◆ **ASSIGNED TASK**:
Nothing more is wanted than an exact repeat of the data below.

** INFORMATION PROVIDED follows **

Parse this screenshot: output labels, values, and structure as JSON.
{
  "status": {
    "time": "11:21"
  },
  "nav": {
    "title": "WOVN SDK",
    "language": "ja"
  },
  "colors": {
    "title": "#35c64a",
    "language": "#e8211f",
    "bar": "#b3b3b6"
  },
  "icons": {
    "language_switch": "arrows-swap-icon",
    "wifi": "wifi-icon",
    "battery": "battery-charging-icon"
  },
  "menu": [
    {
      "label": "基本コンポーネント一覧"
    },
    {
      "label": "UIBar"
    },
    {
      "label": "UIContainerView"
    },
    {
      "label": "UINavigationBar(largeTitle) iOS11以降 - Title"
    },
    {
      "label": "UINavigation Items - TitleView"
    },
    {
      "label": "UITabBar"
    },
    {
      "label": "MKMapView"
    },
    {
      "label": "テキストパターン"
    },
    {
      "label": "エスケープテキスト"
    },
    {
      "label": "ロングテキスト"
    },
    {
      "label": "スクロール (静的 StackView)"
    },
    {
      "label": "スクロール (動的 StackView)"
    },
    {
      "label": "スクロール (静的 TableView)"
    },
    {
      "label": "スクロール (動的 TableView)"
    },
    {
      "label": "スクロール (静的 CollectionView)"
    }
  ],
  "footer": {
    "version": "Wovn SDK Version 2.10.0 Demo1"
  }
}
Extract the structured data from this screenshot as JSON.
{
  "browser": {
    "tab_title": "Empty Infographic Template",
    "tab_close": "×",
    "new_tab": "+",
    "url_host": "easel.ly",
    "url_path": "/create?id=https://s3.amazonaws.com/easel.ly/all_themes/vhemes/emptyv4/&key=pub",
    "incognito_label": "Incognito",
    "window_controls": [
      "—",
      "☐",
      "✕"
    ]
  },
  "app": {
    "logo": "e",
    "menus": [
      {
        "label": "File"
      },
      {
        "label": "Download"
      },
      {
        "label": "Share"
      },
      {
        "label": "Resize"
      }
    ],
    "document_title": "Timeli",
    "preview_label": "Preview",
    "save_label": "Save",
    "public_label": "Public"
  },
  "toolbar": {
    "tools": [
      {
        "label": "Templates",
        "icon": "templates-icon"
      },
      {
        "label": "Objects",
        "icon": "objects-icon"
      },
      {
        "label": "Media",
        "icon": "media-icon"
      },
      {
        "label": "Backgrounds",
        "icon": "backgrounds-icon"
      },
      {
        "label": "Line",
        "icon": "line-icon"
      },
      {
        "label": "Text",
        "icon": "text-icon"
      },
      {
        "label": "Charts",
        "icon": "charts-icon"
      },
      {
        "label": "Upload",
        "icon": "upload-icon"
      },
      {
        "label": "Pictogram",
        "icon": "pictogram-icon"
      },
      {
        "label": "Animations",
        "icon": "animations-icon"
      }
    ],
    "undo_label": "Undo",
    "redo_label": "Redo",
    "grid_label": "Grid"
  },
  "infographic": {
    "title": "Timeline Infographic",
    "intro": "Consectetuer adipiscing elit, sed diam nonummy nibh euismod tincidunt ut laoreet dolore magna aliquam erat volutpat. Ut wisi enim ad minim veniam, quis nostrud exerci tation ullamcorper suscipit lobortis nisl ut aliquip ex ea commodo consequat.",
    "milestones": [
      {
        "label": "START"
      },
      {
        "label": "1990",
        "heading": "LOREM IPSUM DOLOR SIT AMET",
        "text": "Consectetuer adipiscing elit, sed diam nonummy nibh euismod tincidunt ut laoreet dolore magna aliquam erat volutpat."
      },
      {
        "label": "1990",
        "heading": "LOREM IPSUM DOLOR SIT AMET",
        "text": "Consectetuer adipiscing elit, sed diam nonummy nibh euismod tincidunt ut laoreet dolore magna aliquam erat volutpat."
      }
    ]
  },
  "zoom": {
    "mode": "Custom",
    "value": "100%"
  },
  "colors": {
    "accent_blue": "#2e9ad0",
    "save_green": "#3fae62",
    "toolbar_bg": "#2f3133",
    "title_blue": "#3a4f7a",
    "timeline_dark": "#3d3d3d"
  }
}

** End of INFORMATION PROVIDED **

◆ **EXERCISE OUTPUT**:
Parse this screenshot: output labels, values, and structure as JSON.
{
  "status": {
    "time": "11:21"
  },
  "nav": {
    "title": "WOVN SDK",
    "language": "ja"
  },
  "colors": {
    "title": "#35c64a",
    "language": "#e8211f",
    "bar": "#b3b3b6"
  },
  "icons": {
    "language_switch": "arrows-swap-icon",
    "wifi": "wifi-icon",
    "battery": "battery-charging-icon"
  },
  "menu": [
    {
      "label": "基本コンポーネント一覧"
    },
    {
      "label": "UIBar"
    },
    {
      "label": "UIContainerView"
    },
    {
      "label": "UINavigationBar(largeTitle) iOS11以降 - Title"
    },
    {
      "label": "UINavigation Items - TitleView"
    },
    {
      "label": "UITabBar"
    },
    {
      "label": "MKMapView"
    },
    {
      "label": "テキストパターン"
    },
    {
      "label": "エスケープテキスト"
    },
    {
      "label": "ロングテキスト"
    },
    {
      "label": "スクロール (静的 StackView)"
    },
    {
      "label": "スクロール (動的 StackView)"
    },
    {
      "label": "スクロール (静的 TableView)"
    },
    {
      "label": "スクロール (動的 TableView)"
    },
    {
      "label": "スクロール (静的 CollectionView)"
    }
  ],
  "footer": {
    "version": "Wovn SDK Version 2.10.0 Demo1"
  }
}
Extract the structured data from this screenshot as JSON.
{
  "browser": {
    "tab_title": "Empty Infographic Template",
    "tab_close": "×",
    "new_tab": "+",
    "url_host": "easel.ly",
    "url_path": "/create?id=https://s3.amazonaws.com/easel.ly/all_themes/vhemes/emptyv4/&key=pub",
    "incognito_label": "Incognito",
    "window_controls": [
      "—",
      "☐",
      "✕"
    ]
  },
  "app": {
    "logo": "e",
    "menus": [
      {
        "label": "File"
      },
      {
        "label": "Download"
      },
      {
        "label": "Share"
      },
      {
        "label": "Resize"
      }
    ],
    "document_title": "Timeli",
    "preview_label": "Preview",
    "save_label": "Save",
    "public_label": "Public"
  },
  "toolbar": {
    "tools": [
      {
        "label": "Templates",
        "icon": "templates-icon"
      },
      {
        "label": "Objects",
        "icon": "objects-icon"
      },
      {
        "label": "Media",
        "icon": "media-icon"
      },
      {
        "label": "Backgrounds",
        "icon": "backgrounds-icon"
      },
      {
        "label": "Line",
        "icon": "line-icon"
      },
      {
        "label": "Text",
        "icon": "text-icon"
      },
      {
        "label": "Charts",
        "icon": "charts-icon"
      },
      {
        "label": "Upload",
        "icon": "upload-icon"
      },
      {
        "label": "Pictogram",
        "icon": "pictogram-icon"
      },
      {
        "label": "Animations",
        "icon": "animations-icon"
      }
    ],
    "undo_label": "Undo",
    "redo_label": "Redo",
    "grid_label": "Grid"
  },
  "infographic": {
    "title": "Timeline Infographic",
    "intro": "Consectetuer adipiscing elit, sed diam nonummy nibh euismod tincidunt ut laoreet dolore magna aliquam erat volutpat. Ut wisi enim ad minim veniam, quis nostrud exerci tation ullamcorper suscipit lobortis nisl ut aliquip ex ea commodo consequat.",
    "milestones": [
      {
        "label": "START"
      },
      {
        "label": "1990",
        "heading": "LOREM IPSUM DOLOR SIT AMET",
        "text": "Consectetuer adipiscing elit, sed diam nonummy nibh euismod tincidunt ut laoreet dolore magna aliquam erat volutpat."
      },
      {
        "label": "1990",
        "heading": "LOREM IPSUM DOLOR SIT AMET",
        "text": "Consectetuer adipiscing elit, sed diam nonummy nibh euismod tincidunt ut laoreet dolore magna aliquam erat volutpat."
      }
    ]
  },
  "zoom": {
    "mode": "Custom",
    "value": "100%"
  },
  "colors": {
    "accent_blue": "#2e9ad0",
    "save_green": "#3fae62",
    "toolbar_bg": "#2f3133",
    "title_blue": "#3a4f7a",
    "timeline_dark": "#3d3d3d"
  }
}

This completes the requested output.